## EXERCISE BRIEF
The answer must consist of every line in the records below that contains the string "emoji".

[Items from an interface collection]

Start of Block

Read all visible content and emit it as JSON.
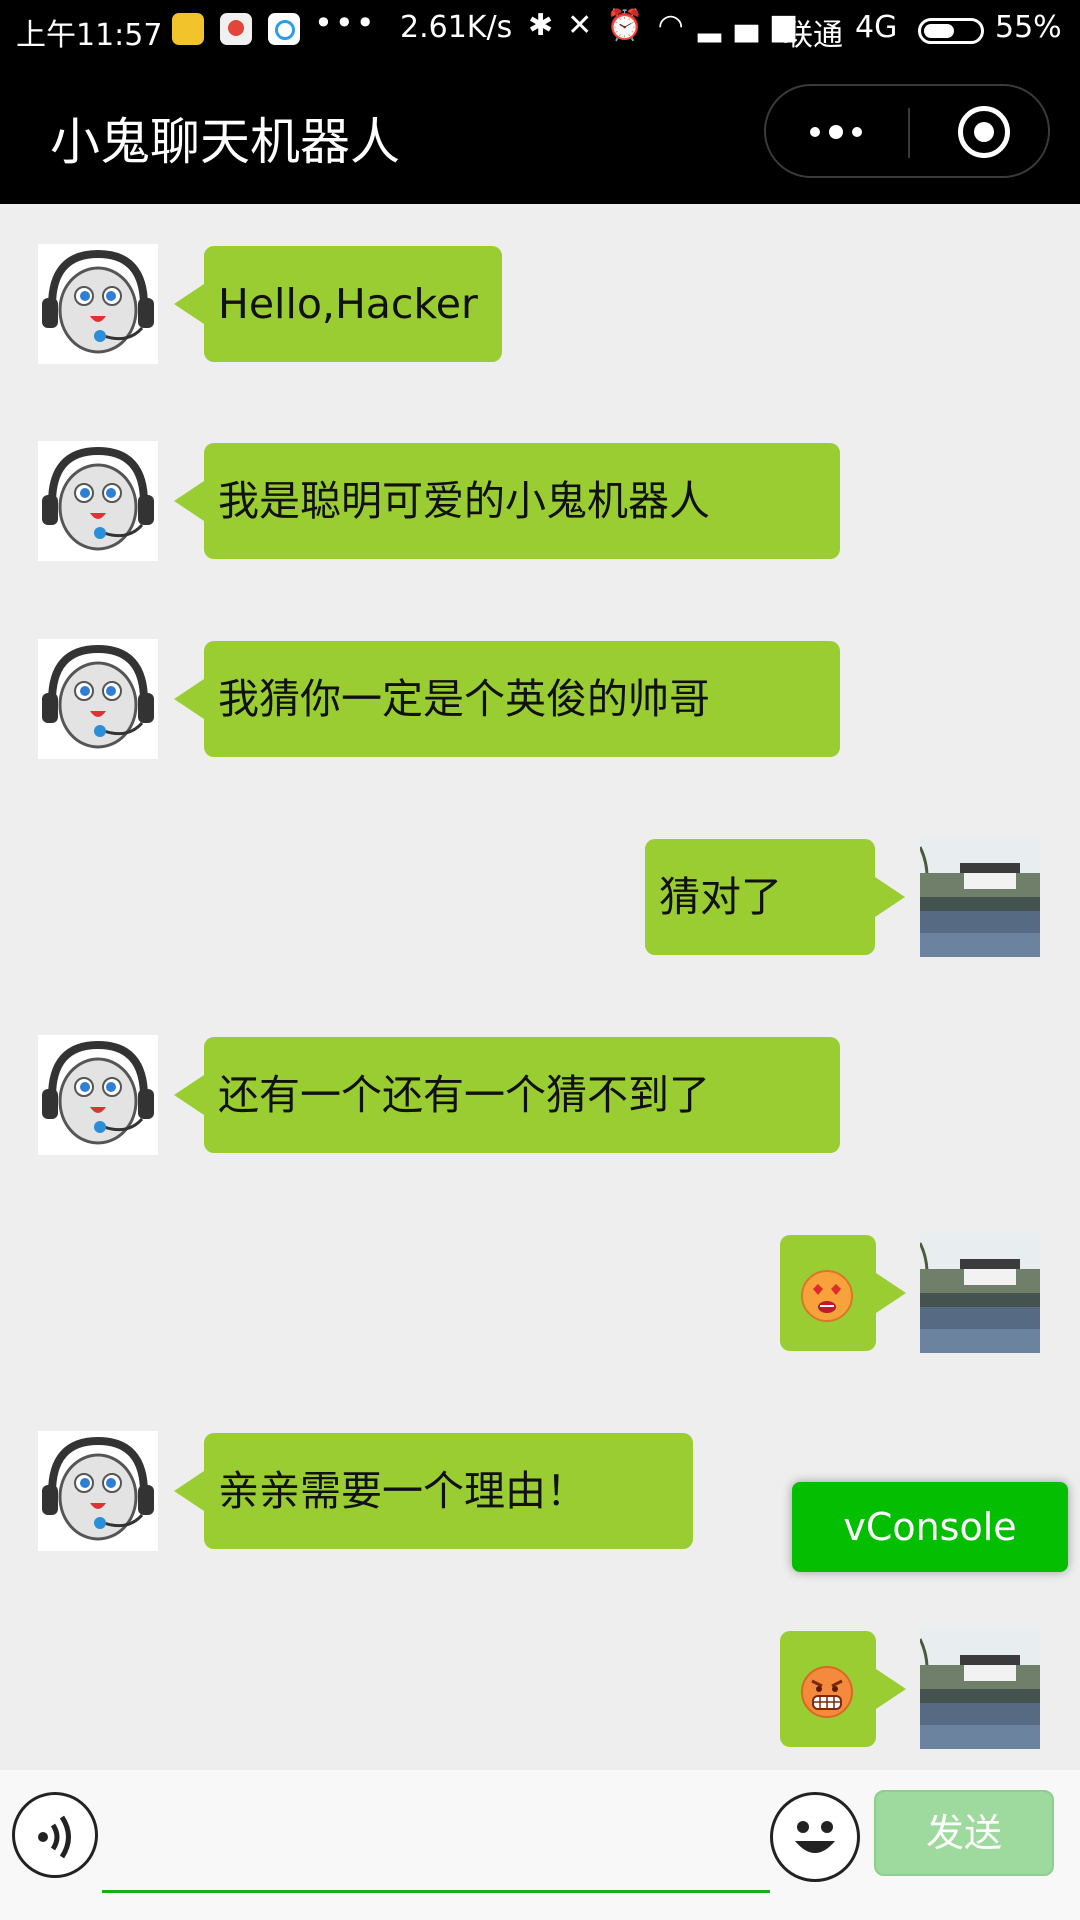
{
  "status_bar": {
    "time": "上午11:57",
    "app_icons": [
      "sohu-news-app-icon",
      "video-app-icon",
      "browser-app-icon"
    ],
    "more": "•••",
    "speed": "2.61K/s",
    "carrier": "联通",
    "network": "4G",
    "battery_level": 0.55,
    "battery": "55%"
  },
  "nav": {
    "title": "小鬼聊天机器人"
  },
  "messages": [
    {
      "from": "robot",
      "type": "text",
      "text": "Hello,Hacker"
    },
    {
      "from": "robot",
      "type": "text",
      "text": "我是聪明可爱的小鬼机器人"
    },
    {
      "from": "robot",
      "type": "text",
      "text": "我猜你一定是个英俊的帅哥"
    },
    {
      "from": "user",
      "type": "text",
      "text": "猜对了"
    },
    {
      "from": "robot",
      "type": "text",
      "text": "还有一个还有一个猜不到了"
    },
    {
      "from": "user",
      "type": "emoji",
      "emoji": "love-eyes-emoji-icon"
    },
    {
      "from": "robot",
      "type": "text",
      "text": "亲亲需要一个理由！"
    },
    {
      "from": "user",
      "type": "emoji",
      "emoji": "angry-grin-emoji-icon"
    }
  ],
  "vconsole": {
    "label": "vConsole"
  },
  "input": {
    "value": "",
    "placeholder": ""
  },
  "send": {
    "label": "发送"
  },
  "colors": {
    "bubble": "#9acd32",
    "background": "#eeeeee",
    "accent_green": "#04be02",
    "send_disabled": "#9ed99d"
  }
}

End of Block

## RESULT
      "type": "emoji",
      "emoji": "love-eyes-emoji-icon"
      "type": "emoji",
      "emoji": "angry-grin-emoji-icon"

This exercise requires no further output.